··· Supplied material ···

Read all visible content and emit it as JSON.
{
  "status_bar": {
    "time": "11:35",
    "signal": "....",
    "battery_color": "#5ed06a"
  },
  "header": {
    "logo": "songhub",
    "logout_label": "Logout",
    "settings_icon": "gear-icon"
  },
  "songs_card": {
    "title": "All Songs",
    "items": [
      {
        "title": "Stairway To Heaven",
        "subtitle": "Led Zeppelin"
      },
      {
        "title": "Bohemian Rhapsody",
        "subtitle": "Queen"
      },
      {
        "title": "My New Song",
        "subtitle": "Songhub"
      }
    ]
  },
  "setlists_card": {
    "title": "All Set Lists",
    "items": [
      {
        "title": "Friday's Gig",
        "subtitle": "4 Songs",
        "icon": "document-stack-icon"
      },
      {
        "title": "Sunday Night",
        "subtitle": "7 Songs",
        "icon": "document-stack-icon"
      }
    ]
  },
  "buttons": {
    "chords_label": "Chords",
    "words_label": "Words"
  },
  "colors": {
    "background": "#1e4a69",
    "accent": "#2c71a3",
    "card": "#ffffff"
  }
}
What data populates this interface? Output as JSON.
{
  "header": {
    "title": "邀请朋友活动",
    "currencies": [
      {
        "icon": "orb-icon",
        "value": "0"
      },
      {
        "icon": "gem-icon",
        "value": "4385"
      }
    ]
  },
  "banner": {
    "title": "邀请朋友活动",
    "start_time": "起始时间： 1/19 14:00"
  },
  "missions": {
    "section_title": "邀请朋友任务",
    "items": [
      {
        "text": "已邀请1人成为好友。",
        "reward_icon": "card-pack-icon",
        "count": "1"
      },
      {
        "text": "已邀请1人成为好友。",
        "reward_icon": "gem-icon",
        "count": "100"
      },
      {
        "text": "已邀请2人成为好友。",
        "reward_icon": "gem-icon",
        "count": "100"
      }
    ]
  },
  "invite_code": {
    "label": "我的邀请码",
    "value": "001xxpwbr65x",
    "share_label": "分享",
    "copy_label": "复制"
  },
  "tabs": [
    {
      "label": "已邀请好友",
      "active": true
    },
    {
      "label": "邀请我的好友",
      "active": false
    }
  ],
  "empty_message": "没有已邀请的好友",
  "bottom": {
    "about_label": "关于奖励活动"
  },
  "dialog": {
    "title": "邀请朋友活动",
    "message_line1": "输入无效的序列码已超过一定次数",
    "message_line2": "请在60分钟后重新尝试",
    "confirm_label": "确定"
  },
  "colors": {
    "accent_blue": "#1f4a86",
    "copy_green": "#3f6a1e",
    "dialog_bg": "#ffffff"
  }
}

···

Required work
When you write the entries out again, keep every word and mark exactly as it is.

Solution
Read all visible content and emit it as JSON.
{
  "status_bar": {
    "time": "11:35",
    "signal": "....",
    "battery_color": "#5ed06a"
  },
  "header": {
    "logo": "songhub",
    "logout_label": "Logout",
    "settings_icon": "gear-icon"
  },
  "songs_card": {
    "title": "All Songs",
    "items": [
      {
        "title": "Stairway To Heaven",
        "subtitle": "Led Zeppelin"
      },
      {
        "title": "Bohemian Rhapsody",
        "subtitle": "Queen"
      },
      {
        "title": "My New Song",
        "subtitle": "Songhub"
      }
    ]
  },
  "setlists_card": {
    "title": "All Set Lists",
    "items": [
      {
        "title": "Friday's Gig",
        "subtitle": "4 Songs",
        "icon": "document-stack-icon"
      },
      {
        "title": "Sunday Night",
        "subtitle": "7 Songs",
        "icon": "document-stack-icon"
      }
    ]
  },
  "buttons": {
    "chords_label": "Chords",
    "words_label": "Words"
  },
  "colors": {
    "background": "#1e4a69",
    "accent": "#2c71a3",
    "card": "#ffffff"
  }
}
What data populates this interface? Output as JSON.
{
  "header": {
    "title": "邀请朋友活动",
    "currencies": [
      {
        "icon": "orb-icon",
        "value": "0"
      },
      {
        "icon": "gem-icon",
        "value": "4385"
      }
    ]
  },
  "banner": {
    "title": "邀请朋友活动",
    "start_time": "起始时间： 1/19 14:00"
  },
  "missions": {
    "section_title": "邀请朋友任务",
    "items": [
      {
        "text": "已邀请1人成为好友。",
        "reward_icon": "card-pack-icon",
        "count": "1"
      },
      {
        "text": "已邀请1人成为好友。",
        "reward_icon": "gem-icon",
        "count": "100"
      },
      {
        "text": "已邀请2人成为好友。",
        "reward_icon": "gem-icon",
        "count": "100"
      }
    ]
  },
  "invite_code": {
    "label": "我的邀请码",
    "value": "001xxpwbr65x",
    "share_label": "分享",
    "copy_label": "复制"
  },
  "tabs": [
    {
      "label": "已邀请好友",
      "active": true
    },
    {
      "label": "邀请我的好友",
      "active": false
    }
  ],
  "empty_message": "没有已邀请的好友",
  "bottom": {
    "about_label": "关于奖励活动"
  },
  "dialog": {
    "title": "邀请朋友活动",
    "message_line1": "输入无效的序列码已超过一定次数",
    "message_line2": "请在60分钟后重新尝试",
    "confirm_label": "确定"
  },
  "colors": {
    "accent_blue": "#1f4a86",
    "copy_green": "#3f6a1e",
    "dialog_bg": "#ffffff"
  }
}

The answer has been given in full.